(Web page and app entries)
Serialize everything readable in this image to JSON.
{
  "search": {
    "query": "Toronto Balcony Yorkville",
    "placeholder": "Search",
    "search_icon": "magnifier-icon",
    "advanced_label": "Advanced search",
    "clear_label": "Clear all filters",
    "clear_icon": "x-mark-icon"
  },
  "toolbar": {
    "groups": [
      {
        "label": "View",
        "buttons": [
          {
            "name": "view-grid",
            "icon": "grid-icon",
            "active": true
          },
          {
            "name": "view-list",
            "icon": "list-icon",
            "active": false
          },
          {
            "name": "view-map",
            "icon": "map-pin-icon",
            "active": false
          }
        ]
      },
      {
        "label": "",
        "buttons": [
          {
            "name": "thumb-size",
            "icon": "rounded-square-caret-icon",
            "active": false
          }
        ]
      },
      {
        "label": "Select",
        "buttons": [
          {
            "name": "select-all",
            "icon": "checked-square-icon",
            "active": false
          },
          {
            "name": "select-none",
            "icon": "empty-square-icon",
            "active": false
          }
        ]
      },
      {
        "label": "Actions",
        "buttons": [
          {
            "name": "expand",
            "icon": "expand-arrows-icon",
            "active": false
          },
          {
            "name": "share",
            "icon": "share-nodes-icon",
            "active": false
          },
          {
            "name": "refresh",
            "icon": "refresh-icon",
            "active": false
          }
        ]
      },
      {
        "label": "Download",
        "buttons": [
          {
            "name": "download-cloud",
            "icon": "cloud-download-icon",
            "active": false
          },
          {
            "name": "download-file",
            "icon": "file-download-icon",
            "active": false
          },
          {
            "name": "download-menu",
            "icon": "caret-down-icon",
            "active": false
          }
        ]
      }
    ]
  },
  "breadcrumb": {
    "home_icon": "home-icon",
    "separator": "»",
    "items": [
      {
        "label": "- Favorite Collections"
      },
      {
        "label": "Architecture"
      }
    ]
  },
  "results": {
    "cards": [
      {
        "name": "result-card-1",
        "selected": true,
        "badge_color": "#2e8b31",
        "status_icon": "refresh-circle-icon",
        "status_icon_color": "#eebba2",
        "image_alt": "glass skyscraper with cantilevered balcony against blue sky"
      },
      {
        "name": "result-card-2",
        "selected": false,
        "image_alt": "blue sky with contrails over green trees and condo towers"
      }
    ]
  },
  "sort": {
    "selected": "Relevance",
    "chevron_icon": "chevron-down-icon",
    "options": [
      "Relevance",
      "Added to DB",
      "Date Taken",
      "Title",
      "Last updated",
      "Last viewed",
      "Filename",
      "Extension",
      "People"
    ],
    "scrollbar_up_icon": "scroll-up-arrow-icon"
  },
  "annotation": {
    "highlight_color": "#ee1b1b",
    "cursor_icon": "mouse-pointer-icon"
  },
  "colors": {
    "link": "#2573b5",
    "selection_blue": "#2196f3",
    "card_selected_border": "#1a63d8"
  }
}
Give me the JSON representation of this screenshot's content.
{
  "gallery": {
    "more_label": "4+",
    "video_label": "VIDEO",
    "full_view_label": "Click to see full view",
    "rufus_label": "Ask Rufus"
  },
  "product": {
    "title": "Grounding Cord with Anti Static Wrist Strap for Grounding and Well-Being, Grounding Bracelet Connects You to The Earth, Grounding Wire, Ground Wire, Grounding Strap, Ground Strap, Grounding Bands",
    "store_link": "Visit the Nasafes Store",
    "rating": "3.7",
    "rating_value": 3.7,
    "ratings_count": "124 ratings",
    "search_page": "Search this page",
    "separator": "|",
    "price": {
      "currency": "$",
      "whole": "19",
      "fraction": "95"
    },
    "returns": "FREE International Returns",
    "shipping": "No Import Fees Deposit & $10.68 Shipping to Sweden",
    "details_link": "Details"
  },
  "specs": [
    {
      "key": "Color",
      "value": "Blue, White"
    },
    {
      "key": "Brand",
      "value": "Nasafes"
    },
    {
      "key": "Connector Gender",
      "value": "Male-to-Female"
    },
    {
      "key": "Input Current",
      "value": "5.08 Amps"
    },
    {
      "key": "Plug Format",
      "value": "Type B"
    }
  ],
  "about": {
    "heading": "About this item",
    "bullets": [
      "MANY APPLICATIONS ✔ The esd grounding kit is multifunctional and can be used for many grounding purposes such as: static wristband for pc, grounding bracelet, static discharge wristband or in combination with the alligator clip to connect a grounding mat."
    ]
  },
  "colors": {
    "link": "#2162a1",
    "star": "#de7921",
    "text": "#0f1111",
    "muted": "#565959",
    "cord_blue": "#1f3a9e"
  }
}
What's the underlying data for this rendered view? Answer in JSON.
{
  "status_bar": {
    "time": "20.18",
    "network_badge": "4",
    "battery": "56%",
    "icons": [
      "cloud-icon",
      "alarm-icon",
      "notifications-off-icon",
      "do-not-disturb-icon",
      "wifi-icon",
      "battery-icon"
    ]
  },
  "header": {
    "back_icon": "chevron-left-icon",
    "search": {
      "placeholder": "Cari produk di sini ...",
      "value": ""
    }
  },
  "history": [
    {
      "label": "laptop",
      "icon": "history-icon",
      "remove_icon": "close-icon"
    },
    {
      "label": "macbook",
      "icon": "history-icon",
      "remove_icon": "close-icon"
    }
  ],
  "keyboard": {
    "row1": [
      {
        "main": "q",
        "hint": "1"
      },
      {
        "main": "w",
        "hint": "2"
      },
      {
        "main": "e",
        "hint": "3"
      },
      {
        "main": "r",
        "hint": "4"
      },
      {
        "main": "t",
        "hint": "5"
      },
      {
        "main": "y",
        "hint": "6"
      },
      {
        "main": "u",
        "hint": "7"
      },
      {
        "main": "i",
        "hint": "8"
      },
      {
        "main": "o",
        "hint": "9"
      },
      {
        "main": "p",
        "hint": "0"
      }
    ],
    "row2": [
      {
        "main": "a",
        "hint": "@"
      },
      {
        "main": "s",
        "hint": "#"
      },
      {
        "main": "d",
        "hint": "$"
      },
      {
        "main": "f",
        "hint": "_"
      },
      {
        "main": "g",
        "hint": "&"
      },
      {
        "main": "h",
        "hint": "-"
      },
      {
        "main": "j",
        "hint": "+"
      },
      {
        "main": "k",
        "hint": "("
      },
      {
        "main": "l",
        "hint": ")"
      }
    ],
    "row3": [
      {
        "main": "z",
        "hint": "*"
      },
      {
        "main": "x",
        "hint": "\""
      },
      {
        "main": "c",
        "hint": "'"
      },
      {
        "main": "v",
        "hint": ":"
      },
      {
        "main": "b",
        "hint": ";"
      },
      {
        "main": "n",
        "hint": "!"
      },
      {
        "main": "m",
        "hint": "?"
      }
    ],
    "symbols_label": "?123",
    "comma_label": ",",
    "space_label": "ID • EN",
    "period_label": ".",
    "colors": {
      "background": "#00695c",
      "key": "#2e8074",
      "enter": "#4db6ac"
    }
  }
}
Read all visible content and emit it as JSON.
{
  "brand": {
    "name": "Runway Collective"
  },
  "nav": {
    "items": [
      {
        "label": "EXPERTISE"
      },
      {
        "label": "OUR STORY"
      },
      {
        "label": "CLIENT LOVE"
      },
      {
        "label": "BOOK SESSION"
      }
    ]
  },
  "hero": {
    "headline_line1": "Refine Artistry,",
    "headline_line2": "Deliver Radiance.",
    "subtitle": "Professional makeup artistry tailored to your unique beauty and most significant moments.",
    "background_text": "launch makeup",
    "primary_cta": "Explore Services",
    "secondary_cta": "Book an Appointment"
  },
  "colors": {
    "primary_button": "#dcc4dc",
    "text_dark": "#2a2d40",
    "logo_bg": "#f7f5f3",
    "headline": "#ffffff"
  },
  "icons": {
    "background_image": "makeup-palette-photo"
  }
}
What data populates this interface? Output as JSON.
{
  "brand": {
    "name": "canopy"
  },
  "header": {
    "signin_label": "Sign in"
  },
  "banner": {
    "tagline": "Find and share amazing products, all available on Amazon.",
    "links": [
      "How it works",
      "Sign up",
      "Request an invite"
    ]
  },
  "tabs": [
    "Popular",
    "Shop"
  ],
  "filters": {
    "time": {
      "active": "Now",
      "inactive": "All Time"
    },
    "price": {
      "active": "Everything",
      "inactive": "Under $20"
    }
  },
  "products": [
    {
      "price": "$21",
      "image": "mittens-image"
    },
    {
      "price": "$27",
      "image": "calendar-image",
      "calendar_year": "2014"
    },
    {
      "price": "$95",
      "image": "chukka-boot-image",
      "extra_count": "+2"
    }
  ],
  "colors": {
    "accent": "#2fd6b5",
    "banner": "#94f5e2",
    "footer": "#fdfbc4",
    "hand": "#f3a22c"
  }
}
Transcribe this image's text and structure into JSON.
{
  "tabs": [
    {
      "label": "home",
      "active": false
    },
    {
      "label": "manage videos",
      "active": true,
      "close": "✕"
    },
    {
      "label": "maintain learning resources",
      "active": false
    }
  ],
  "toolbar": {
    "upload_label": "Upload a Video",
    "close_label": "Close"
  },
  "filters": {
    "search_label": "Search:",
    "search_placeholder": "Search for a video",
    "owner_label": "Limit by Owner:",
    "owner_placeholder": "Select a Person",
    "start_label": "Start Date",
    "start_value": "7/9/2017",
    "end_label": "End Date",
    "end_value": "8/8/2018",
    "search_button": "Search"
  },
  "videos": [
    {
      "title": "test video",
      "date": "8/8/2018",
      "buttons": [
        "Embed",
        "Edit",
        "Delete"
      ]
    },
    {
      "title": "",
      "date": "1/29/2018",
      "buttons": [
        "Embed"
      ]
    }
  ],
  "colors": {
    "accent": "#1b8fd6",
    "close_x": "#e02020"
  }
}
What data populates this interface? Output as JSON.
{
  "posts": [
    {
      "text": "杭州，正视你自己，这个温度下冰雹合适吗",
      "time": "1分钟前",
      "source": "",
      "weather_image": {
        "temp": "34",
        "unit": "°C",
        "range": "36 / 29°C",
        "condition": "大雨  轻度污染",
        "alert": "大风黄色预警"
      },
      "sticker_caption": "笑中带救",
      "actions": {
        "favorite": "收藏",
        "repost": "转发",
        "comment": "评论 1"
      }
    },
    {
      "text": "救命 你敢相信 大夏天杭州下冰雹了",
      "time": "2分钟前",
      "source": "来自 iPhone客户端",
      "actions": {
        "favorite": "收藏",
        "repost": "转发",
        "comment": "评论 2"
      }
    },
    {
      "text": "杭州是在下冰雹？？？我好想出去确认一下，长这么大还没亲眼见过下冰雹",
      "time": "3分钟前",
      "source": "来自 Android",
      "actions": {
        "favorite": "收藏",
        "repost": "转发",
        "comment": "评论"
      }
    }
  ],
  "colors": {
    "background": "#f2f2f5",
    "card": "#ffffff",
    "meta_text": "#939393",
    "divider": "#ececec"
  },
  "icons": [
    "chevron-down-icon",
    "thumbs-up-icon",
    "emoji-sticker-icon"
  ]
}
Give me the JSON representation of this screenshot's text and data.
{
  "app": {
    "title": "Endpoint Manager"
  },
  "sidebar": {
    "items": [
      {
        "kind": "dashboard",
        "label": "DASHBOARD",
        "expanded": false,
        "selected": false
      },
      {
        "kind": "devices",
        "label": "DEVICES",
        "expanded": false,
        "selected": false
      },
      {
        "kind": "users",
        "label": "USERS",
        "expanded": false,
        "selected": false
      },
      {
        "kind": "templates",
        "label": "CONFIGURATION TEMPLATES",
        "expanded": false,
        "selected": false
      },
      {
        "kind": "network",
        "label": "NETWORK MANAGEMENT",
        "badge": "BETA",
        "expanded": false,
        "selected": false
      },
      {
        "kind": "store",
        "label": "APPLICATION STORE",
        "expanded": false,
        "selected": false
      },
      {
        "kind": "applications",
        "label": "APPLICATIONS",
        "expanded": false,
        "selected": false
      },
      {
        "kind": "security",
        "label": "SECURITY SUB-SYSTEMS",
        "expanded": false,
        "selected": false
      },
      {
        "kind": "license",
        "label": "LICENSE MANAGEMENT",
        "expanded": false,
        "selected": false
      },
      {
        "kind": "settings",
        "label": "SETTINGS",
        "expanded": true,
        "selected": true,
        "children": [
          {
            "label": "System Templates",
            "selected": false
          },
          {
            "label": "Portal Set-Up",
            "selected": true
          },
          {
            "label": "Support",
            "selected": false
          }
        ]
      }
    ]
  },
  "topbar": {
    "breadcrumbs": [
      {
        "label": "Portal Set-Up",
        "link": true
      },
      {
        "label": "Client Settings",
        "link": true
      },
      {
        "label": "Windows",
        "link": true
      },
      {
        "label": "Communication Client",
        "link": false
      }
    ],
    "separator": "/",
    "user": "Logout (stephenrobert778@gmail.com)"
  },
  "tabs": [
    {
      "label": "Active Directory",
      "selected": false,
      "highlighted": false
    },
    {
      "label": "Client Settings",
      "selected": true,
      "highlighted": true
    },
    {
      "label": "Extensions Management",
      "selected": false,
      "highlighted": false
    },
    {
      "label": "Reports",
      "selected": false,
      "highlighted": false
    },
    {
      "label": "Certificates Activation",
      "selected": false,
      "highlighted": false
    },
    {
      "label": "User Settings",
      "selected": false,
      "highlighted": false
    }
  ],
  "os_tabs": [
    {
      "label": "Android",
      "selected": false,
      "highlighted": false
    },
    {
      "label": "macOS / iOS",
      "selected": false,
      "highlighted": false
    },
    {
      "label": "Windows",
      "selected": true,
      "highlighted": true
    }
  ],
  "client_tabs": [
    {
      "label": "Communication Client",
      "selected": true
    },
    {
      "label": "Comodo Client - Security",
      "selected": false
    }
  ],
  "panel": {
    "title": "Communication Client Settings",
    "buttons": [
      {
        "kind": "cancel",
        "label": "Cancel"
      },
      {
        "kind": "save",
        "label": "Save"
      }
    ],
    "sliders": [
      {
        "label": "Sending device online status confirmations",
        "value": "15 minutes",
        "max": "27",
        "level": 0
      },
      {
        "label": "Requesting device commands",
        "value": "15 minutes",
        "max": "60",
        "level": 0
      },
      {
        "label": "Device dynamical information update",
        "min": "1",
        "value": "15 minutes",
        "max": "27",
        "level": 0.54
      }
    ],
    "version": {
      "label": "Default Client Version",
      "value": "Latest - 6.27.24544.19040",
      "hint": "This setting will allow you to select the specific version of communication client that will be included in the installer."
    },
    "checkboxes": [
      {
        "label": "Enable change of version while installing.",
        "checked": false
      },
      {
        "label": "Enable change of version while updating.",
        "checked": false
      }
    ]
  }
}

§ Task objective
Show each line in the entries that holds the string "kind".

§ Finished task
        "kind": "dashboard",
        "kind": "devices",
        "kind": "users",
        "kind": "templates",
        "kind": "network",
        "kind": "store",
        "kind": "applications",
        "kind": "security",
        "kind": "license",
        "kind": "settings",
        "kind": "cancel",
        "kind": "save",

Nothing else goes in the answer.